The combined market share for Chinese sedans and compact cars fell to a four-year low of 28% in 2012, according to data compiled by the state-backed China Association of Automobile Manufacturers.

No Chinese brand was among the 10 top-selling passenger models last year, the data showed. Chinese carmakers risk falling further behind as foreign automakers expand their upscale product lineups with attractively priced crossovers and compact sedans.

Audi dominated the premium vehicle segment in China with a 30% share last year, followed by BMW at 24% and Mercedes-Benz at 21%, according to researcher IHS Global Insight.

Chinese government officials are confined in their automobile purchases by state-controlled limits on their spending:

In 2011, the central government issued guidelines that lowered the price limit on cars used for routine official business by 28% to 180,000 yuan. The lower limit would appear to eliminate the Audi A6L, China’s best-selling luxury car, which starts at 287,300 yuan.

Three months later, the industry ministry issued a proposed list of 412 models approved for purchase by state agencies — a list that excluded foreign brands.

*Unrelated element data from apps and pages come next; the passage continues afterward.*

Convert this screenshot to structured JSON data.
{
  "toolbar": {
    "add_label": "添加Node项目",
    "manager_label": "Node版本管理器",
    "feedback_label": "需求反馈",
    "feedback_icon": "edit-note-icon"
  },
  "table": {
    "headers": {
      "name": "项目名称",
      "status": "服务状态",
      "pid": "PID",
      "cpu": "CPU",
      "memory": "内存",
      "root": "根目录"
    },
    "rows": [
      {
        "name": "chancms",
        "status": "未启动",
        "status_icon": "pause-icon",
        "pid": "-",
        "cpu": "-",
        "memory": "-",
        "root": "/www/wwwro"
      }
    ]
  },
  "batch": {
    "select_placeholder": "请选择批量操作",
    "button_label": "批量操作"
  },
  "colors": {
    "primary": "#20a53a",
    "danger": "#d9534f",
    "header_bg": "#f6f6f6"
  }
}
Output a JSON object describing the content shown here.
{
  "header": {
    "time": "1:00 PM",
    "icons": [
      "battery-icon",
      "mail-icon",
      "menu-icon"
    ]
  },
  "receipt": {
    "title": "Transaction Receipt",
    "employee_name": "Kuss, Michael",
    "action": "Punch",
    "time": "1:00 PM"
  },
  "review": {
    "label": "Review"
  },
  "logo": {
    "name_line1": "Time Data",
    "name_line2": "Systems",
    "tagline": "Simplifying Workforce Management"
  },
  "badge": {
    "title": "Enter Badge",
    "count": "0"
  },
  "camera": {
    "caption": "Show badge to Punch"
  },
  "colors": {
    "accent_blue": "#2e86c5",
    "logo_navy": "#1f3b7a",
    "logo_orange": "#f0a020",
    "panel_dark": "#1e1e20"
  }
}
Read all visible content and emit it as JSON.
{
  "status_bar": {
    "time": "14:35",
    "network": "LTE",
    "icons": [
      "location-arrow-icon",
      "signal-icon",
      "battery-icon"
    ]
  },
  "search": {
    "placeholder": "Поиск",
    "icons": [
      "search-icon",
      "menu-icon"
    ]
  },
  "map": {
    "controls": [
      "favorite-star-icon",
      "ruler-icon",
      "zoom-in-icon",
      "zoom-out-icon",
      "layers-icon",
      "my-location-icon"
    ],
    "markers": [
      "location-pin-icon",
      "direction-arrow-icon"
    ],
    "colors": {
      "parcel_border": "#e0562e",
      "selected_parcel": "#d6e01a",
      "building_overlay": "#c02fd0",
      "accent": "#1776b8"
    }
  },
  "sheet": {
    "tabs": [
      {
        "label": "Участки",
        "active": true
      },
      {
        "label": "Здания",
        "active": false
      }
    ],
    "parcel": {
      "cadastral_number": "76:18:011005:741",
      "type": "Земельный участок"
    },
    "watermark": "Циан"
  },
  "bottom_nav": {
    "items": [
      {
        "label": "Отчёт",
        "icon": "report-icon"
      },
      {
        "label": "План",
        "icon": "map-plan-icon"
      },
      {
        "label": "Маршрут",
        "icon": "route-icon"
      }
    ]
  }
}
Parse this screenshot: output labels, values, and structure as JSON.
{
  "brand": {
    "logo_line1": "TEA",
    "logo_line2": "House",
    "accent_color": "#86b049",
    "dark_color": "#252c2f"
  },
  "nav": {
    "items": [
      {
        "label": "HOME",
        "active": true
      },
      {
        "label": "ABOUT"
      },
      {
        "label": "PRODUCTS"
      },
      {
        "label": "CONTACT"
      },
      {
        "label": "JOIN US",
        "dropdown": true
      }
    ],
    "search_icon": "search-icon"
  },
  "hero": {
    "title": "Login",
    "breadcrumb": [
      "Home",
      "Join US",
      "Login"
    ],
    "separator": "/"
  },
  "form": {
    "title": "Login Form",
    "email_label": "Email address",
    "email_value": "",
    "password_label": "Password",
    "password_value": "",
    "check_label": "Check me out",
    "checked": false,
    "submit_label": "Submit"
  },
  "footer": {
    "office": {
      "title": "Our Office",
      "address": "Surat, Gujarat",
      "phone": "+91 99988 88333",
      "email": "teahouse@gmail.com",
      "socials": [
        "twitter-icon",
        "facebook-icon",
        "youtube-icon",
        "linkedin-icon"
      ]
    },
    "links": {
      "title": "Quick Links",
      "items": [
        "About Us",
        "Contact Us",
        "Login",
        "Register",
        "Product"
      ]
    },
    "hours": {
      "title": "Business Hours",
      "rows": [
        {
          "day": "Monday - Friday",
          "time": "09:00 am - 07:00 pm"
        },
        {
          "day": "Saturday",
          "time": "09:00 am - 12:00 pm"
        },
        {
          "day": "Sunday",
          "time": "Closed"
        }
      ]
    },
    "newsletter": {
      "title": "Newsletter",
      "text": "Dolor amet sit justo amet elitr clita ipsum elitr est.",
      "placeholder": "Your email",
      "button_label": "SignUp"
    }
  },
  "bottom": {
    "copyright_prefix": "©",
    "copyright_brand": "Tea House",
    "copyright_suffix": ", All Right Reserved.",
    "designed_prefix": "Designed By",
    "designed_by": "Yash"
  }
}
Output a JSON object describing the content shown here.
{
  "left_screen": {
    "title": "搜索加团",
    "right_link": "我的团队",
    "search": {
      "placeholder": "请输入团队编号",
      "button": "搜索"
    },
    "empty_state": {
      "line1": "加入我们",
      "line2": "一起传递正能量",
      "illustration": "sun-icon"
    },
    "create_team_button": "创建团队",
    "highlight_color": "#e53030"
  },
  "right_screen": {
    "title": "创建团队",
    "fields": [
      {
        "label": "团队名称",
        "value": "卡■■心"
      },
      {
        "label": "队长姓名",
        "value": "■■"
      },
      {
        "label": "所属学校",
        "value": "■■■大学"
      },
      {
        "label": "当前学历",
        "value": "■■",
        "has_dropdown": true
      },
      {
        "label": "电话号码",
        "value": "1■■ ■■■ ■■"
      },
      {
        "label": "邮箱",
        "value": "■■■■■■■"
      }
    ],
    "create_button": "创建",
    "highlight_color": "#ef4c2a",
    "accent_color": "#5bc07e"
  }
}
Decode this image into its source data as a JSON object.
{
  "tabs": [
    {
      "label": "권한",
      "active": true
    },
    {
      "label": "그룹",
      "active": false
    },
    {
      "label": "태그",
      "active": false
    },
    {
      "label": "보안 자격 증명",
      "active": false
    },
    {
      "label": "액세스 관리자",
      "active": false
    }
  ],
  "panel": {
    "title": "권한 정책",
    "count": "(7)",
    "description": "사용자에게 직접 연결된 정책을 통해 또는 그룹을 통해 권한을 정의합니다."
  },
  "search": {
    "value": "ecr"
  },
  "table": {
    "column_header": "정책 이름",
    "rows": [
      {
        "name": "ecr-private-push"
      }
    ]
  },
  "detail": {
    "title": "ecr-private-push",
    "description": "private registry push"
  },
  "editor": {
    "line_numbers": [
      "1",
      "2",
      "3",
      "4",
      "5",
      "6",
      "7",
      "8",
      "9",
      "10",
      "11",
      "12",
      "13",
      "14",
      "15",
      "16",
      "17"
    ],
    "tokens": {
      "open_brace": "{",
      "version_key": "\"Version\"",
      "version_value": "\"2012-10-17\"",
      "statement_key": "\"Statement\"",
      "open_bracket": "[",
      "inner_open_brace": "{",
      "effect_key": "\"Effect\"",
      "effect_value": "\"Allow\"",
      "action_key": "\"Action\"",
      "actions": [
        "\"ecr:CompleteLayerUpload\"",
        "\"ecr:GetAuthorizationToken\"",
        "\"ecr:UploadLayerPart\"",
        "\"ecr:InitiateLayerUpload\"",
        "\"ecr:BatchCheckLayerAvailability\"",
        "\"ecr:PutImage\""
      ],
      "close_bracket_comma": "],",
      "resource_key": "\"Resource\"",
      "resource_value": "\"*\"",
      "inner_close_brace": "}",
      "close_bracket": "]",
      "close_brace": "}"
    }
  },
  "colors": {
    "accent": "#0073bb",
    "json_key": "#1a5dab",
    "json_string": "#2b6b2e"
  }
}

The fine print: Those regulations don’t apply to cars used by senior government and Communist Party officials.

Detailed rules probably will be issued after the Congress meets this month, providing a big boost to FAW, SAIC and other local automakers, the Beijing Times reported on Feb. 28, without saying where it got the information.

It is tempting to follow suit and demand our U.S. lawmakers to drive the Chevy Volt….